Let’s Get Real: Creating A Marketing Plan That Works

Marketing Planning

There are about a zillion marketing structures from which to build a marketing plan. One plan has five steps, one has seven steps, one has fourteen steps and one has only two steps. If we took a vote, it’s likely the plan with two steps would handily win. 

Most marketing plans begin with an executive overview, followed by a situation analysis, market analysis, market strategy, financial analysis, and conclude with implementation and control. This sample would be a “medium-sized” model, if you think of it in fast-food terminology. It’s difficult to imagine working to complete the “super-sized” model, and yet, some of us do exactly that. Why have today’s marketing strategies become lengthy and, truthfully, sometimes convoluted? Let’s get real. 

The concept of marketing came into use in the 1500s, as noted in the Ancient Nordic branding of cattle and Egyptian oil bottles labeled with the seller’s name and brand. Those savvy businesspeople were already aware of steps three and four of the marketing plan. Through the years, some MBA brains came up with “eras of marketing” that included product-centric marketing, customer-centric marketing, human-centered marketing, from traditional-to-digital marketing, and, finally, “technology at the center of humanity” model. And, while all of the ages and eras are probably accurate, it’s daunting to consider the complexity of the process. Again, let’s get real.

It all starts with an excellent business plan, such as one of these business plan examples, followed by the implementation of a marketing plan, customized to reflect your product or service. Let’s look at the structure of this marketing plan example: 

1. Highlight Differentiation

How you differentiate your product or service from that of others will be a major factor in whether or not it will sell. Consumers are looking for the best: the best product with the best features for the best price. If a product or service can be customized by the purchaser; even better. 

If you can highlight features, benefits, usages, or popular acceptance of the product or service that speaks to a unique offering of any kind, you have a better chance of positioning your product in a way that suggests, “special,” “niche,” or “exclusive”. Any of these words will place your offering into a position that is different and, therefore, more valuable than others. If, for example, you wanted to demonstrate how to start a trucking dispatch business online, you would probably have the only unique demonstration of that business online. This effort alone creates a standout experience for those who are searching for an item or service to purchase.  

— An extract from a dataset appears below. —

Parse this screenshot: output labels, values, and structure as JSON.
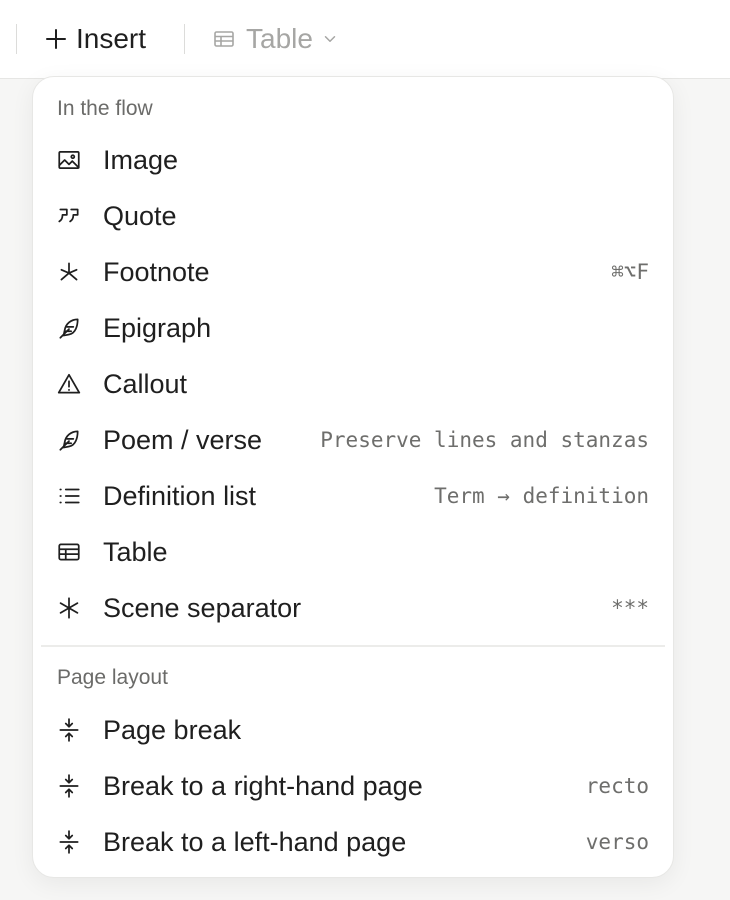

2. Create an Online Storm

Your potential customers are online and they are ready to buy. Did you know more than 60% of all product searches online result in a purchase? Dust off your website, create an inviting presence, ensure your “Buy Now” button is linked and ready to go, because a great product demonstration online will bring buyers to your door. Use search engine optimization (SEO) and ensure any images and content are compressed and being properly cached on your website (speeds will increase as a result).  

3. Create Content for the Website

You’ll want to create text that is compelling and of interest to read, so ensure your first blog post is exciting and inviting. Gain readers by creating special offers for them online and create a sense of community with those who buy your products or services. Ask readers to send pictures of themselves using or wearing clothing items, playing with toys or educational products sold through your website, or demonstrating sporting goods equipment they may have purchased from your website. In short, anyone wearing or outfitted with your clothing should be properly represented online. 

4. Host Events at a Trade Show

One of the best methods to draw buyers to your product or service is via an event in or near your booth at a trade show. Buyers particularly appreciate champagne receptions, appetizer hours, wine and cheese parties…because they do not stop to eat a meal while at a trade show. Your fifteen minutes alone with buyers could seal your entire selling season. That and a few chicken salad mini sandwiches. 

These marketing plan ideas are diverse and may not apply to all products or services; however, you can get a spark of an idea by viewing them. Take these and create your own, as you consider what will work best for your product or service, your own marketing plan and your best marketing or selling style. Let’s get real: create a marketing plan that works for you. 

The views expressed in this article are those of the authors and do not necessarily reflect the views or policies of The World Financial Review.